A groundbreaking analysis by the Rocky Mountain Institute (RMI) in collaboration with the Bezos Earth Fund indicates that global electric vehicle (EV) sales are on a trajectory to exceed even the most ambitious net-zero targets, potentially capturing over two-thirds of the market share by 2030. This seismic shift follows a pattern of exponential growth and carries significant implications for the automotive and energy sectors.
RMI’s research reveals that internal combustion engine (ICE) car sales hit their peak in 2017, and by the mid-2020s, the number of retired ICE vehicles is projected to surpass new sales. This impending decline signifies a pivotal moment in the automotive industry.
The analysis points to an ‘S-curve’ pattern already established in leading EV markets, such as Northern Europe and China. This trend implies that global EV sales will surge at least sixfold by 2030, potentially commanding a market share ranging from 62% to 86% of new vehicle sales. In contrast, conventional projections have consistently fallen short, targeting only around 40% market share for EVs by 2030.
As internal combustion cars currently constitute about a quarter of global oil demand, and broader road transport accounts for nearly half, the rapid growth of EVs poses a significant threat to oil consumption.
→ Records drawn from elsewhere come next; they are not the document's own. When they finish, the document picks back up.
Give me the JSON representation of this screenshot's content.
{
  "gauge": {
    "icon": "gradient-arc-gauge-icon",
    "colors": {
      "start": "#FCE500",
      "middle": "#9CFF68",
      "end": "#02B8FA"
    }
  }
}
The research indicates that oil demand for cars reached its zenith in 2019 and is anticipated to decrease by a minimum of 1 million barrels per day annually after 2030, thereby erasing any expected growth in oil demand for cars.
An intriguing revelation from the analysis is that economics now surpasses policy incentives as the primary driver of EV sales. Decreasing battery costs are a central catalyst, with RMI expecting battery expenses to halve over this decade, declining from $151 per kilowatt-hour (kWh) to a range of $60 to $90 per kWh by 2030. This cost reduction is projected to make EVs, for the first time, as affordable or even more so than gasoline cars in markets worldwide.
The dominance of EVs in car sales is poised to catalyze electrification across other modes of road transport, extending to two- and three-wheelers, as well as heavy-duty trucks.
China leads the charge, with a trajectory to achieve 90% EV sales by 2030, a substantial leap from the one-third of sales it represents today. Numerous other markets are on similar ‘S-curves,’ aiming to attain up to 80% market share in a parallel timeframe. The synergy of robust policy support and China’s prowess in EV and battery production is substantially driving down costs and enhancing EV adoption worldwide.
Notably, countries like China, the Netherlands, and Norway have already demonstrated that rapid EV sales growth aligns with climate goals. Additional research, released by Systems Change Lab, reveals that a diverse array of countries is following the pattern of exponential growth once EV sales reach 1% of total car sales. Even later-adopting nations, including India and Israel, are catching up due to cost reductions and technological advancements. India, for instance, tripled its all-electric vehicle sales in just one year, highlighting its emergence along the S-curve trend.
Furthermore, a tipping point in purchasing decisions is anticipated as EVs become more affordable than fossil-fueled vehicles. Research from Exeter University’s Economics of Energy Innovation and System Transition (EEIST) project indicates that this parity may occur as early as 2024 in Europe, 2025 in China, 2026 in the United States, and 2027 in India, particularly for medium-sized cars, with smaller vehicles reaching parity even sooner. In China, the lifetime costs of small EVs are already lower than their gasoline counterparts. When factoring in both operating and acquisition costs, EVs are already more economical to own in the European Union and China, with the United States likely to join this trend in the next one or two years.
Crucially, coordinated international action could expedite the attainment of this purchase-price parity tipping point by up to three years. If the United States, European Union, and China align their regulatory paths to achieve zero emissions in all new car sales by 2035, this could not only advance the transitions in the largest markets but also accelerate global cost reductions, facilitating a faster transition for all. These three major markets have a substantial global impact, collectively representing 60% of the worldwide car market.
The Accelerating to Zero Coalition, featuring over 220 signatories committed to 100% zero emission vehicle (ZEV) sales by 2040 globally and 2035 in leading markets, is propelling widespread progress. Moreover, more than 100 corporate members of EV100 are contributing to hasten the transition and steer investment decisions at scale.
With anticipation building for COP28 Transport Day on December 6, 2023, an increasing number of countries, companies, and regions are expected to announce shared pathways and target dates for phasing out petrol-powered cars. This shift is particularly significant as road transport alone accounts for approximately 10% of global emissions, signifying the pivotal role the transport sector plays in realizing the goals of the Paris Agreement. The transition to electric vehicles represents a pivotal moment in the fight against climate change, offering cleaner air, reduced greenhouse gas emissions, and more cost-effective transportation.